**The task**
In the data below, find each line containing the string "time" and return it.

**Web page and app entries**
§
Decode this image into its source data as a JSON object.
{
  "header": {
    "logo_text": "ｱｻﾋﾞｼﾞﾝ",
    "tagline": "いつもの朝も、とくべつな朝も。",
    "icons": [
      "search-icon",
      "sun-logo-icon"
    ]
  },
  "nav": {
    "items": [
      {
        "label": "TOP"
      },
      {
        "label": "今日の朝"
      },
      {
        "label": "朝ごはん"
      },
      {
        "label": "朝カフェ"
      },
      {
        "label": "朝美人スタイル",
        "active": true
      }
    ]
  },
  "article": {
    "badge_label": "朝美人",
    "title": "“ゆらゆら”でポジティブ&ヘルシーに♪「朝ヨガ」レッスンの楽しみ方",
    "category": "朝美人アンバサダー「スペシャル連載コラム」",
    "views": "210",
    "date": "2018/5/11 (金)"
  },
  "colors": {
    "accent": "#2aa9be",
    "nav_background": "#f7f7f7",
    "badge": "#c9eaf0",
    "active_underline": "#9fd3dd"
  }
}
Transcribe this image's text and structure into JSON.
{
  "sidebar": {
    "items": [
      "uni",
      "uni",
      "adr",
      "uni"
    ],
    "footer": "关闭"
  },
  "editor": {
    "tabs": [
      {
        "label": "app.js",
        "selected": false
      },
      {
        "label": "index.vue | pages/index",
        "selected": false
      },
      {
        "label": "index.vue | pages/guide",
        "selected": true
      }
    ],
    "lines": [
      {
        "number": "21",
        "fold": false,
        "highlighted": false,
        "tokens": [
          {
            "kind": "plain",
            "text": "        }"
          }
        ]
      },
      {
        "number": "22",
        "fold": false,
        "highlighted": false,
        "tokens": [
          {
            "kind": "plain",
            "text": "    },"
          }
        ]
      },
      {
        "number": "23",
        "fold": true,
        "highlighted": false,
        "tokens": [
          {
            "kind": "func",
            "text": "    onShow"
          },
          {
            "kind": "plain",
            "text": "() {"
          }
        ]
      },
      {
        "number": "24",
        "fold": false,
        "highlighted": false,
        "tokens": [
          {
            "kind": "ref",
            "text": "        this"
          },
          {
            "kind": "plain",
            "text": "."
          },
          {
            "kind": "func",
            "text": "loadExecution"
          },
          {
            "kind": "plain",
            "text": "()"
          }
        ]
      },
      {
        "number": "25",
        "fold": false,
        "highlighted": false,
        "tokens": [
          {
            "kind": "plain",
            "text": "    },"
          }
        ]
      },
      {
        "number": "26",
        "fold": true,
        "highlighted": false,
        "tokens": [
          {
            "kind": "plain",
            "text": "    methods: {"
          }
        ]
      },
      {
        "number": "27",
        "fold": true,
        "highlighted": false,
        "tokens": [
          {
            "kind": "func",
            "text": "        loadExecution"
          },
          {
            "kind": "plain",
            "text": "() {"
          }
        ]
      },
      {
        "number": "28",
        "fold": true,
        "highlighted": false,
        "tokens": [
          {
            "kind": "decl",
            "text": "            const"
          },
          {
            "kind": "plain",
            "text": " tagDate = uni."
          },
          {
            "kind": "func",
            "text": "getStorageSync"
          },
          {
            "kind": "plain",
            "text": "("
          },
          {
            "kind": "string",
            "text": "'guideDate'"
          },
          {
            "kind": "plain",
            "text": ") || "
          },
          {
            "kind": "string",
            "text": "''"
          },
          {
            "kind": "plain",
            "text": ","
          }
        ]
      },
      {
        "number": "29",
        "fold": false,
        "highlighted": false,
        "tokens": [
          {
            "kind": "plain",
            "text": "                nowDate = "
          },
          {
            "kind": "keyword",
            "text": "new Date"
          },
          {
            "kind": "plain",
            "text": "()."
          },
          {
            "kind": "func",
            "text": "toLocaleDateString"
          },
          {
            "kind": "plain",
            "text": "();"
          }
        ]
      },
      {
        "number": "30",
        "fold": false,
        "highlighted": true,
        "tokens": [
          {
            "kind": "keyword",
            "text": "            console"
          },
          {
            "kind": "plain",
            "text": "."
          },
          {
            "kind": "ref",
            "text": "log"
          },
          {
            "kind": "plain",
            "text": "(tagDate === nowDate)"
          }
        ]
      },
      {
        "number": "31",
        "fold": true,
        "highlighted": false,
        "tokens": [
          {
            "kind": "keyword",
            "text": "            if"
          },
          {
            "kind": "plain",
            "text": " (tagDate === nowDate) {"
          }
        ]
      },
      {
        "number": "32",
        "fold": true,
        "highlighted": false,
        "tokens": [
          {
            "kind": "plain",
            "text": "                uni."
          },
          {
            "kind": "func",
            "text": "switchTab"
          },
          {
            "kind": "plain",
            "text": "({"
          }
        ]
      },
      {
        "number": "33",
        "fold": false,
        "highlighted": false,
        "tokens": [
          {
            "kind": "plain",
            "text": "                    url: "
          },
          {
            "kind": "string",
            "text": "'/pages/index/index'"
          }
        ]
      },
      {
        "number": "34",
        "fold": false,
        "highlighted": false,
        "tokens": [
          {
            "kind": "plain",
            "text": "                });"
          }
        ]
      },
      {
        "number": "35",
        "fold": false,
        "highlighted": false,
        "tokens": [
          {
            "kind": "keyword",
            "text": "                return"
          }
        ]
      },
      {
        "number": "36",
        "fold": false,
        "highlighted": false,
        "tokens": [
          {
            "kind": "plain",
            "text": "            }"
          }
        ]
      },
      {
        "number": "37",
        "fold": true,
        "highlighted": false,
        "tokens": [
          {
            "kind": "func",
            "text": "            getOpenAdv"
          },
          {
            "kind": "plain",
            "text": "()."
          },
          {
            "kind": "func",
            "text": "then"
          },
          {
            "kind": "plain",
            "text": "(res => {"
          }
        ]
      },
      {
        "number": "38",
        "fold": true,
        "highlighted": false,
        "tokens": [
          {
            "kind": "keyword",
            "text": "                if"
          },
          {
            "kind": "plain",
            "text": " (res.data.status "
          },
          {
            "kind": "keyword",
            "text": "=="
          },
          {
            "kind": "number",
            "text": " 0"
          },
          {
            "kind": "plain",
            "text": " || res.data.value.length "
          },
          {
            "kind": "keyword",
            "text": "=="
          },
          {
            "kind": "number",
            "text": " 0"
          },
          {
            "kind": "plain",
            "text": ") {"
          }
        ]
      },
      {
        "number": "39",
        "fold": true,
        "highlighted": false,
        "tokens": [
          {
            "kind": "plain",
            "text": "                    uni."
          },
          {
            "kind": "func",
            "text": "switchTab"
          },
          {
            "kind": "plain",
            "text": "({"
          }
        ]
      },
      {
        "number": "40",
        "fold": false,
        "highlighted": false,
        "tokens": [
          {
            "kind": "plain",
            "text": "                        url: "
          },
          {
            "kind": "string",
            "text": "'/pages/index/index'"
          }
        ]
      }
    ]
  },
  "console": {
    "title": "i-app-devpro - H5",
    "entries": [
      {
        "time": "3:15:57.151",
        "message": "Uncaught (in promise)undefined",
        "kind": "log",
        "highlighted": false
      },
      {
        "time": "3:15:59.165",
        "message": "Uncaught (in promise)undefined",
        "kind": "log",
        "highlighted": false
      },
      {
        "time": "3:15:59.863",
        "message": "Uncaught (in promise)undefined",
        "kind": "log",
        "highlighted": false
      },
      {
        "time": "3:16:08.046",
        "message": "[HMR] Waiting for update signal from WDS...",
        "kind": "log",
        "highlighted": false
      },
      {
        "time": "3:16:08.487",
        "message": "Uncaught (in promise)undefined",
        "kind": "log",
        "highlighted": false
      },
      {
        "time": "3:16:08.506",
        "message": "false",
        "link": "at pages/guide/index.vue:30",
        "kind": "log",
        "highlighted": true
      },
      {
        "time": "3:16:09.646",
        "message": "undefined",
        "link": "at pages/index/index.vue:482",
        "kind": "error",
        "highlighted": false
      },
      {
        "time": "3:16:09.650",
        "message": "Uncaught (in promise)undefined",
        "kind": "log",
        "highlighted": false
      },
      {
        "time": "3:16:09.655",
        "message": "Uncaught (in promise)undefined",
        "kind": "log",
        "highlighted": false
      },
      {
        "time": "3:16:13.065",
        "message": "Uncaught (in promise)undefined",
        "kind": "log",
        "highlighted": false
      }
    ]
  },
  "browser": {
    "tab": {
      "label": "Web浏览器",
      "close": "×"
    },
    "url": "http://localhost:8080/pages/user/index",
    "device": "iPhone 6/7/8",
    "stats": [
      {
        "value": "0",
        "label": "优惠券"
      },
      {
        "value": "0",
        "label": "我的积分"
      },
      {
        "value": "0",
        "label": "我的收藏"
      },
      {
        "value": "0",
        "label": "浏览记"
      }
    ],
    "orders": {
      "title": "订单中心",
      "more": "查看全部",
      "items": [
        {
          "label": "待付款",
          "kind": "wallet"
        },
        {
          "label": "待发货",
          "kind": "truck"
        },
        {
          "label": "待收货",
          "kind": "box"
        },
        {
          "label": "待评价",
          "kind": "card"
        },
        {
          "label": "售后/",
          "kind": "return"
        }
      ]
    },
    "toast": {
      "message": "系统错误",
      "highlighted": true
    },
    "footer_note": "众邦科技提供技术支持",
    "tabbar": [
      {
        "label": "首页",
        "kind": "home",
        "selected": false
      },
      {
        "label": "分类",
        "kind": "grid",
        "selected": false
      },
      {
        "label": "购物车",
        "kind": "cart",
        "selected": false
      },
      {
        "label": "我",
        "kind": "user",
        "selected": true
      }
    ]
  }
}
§
**Output**
        "time": "3:15:57.151",
        "time": "3:15:59.165",
        "time": "3:15:59.863",
        "time": "3:16:08.046",
        "time": "3:16:08.487",
        "time": "3:16:08.506",
        "time": "3:16:09.646",
        "time": "3:16:09.650",
        "time": "3:16:09.655",
        "time": "3:16:13.065",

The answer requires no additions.